In the big scheme of things, we’re only here for a little while. So, I hope to accomplish what I had set out to do, to make the best use of every twenty-four hours I have, and for my family and friends to know I love them unconditionally. I hope my story will be a good one.
So, what’s your story? What will it sound like? What would you like to accomplish in the time that you have?
My prayer is that you find goodness in each day, and that your story will be extraordinary and beautiful!
"The grass withers and the flower fades, but the word of our God shall stand forever." - Isaiah 40:8
"Yet you do not know what your life will be like tomorrow. You are just a vapor that appears for a little while and then vanishes away." - James 4:14
The Balancing of the Clouds
We pulled out of the driveway for our road trip. "Look at the sky," I remarked to my husband. "Not one cloud.
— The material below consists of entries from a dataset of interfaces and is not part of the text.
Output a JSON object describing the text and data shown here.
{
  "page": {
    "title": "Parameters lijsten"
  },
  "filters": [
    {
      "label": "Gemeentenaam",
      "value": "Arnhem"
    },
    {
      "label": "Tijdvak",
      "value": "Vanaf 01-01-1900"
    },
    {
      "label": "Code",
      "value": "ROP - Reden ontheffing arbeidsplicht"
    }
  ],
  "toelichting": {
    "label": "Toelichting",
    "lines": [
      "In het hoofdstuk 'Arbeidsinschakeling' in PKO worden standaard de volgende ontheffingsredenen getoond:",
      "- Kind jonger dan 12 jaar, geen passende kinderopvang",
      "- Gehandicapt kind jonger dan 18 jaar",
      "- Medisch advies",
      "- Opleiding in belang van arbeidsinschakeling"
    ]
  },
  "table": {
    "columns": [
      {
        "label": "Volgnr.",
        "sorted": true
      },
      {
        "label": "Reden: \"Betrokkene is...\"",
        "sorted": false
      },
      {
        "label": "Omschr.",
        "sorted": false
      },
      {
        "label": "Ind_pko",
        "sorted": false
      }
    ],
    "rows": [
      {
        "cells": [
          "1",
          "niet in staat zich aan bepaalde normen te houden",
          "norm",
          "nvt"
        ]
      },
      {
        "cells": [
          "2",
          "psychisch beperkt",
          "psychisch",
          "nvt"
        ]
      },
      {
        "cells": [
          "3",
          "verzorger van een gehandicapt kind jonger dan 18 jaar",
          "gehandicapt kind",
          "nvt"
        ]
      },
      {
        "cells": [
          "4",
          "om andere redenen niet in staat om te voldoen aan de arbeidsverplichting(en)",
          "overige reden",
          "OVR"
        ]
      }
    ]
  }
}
It almost doesn't look real." My husband nodded in agreement. Indeed, residing in the Southwest, we enjoy many sunny days.
But, as we headed from the desert terrain into the mountains, little by little, clouds began to appear. I was mesmerized at the way they seemed to congregate. Starting with a mere white puff, one after another, they expanded into a handful. Within the hour, it seemed as if they had called upon others to join the throng.
"The clouds are congregating," I chuckled. "I think they're having a party. How do they know where to go or what to do?" I marveled. "Odd. There appears to be a balance between their beginning and their end."
My husband, who had been a weatherman in the military, smiled. I knew he was resisting the temptation to go into a lengthy explanation about the science behind their formation. Instead, he kindly went along with my dry sense of cloud humor and silliness--a film-like glaze which often hangs over my reflective nature.
But as we ascended to a higher elevation, those same white, fluffy clouds began to transform to a misty gray color, then to pencil-gray, with numerous cloud "bottoms" turning to a dark charcoal. Weighted down with precipitation, they threatened to burst.
The darkness put a damper on the view--and on my mood. Why did clouds have to get in the way? Within moments, heavy rain pelted the windshield. Even with the wipers turned to high, it was futile for my husband to navigate due to the poor visibility.
Fortunately, he was able to pull off the road and we waited until the deluge subsided. But, this wouldn't be the last of the congregating clouds. Our destination would be a high-altitude mountainous region where daily thunderstorms and showers are common.
My husband would have gladly explained the science behind the rainstorms, but we both knew there is more to science behind those congregating clouds. Only the God of Creation could design their form and pattern to provide the water needed to nourish the earth.
Sometimes we complain when the weather doesn't cooperate with our plans. But our plans--and our ways--are not God's way. If the clouds need to congregate to "have a party," that's the way it has to be.
Then, after the storm, we rejoice as blue skies re-emerge and the sun comes out. May we be thankful to God for His Creation, and for all He has given to us, for days of sun--and days of cloud.
"Do you know the balancing of the clouds, the wondrous works of him who is perfect in knowledge." - Job 37:16
Through God's Word!"
Find inner peace through Positive Thought, through Faith in God and through God's Word.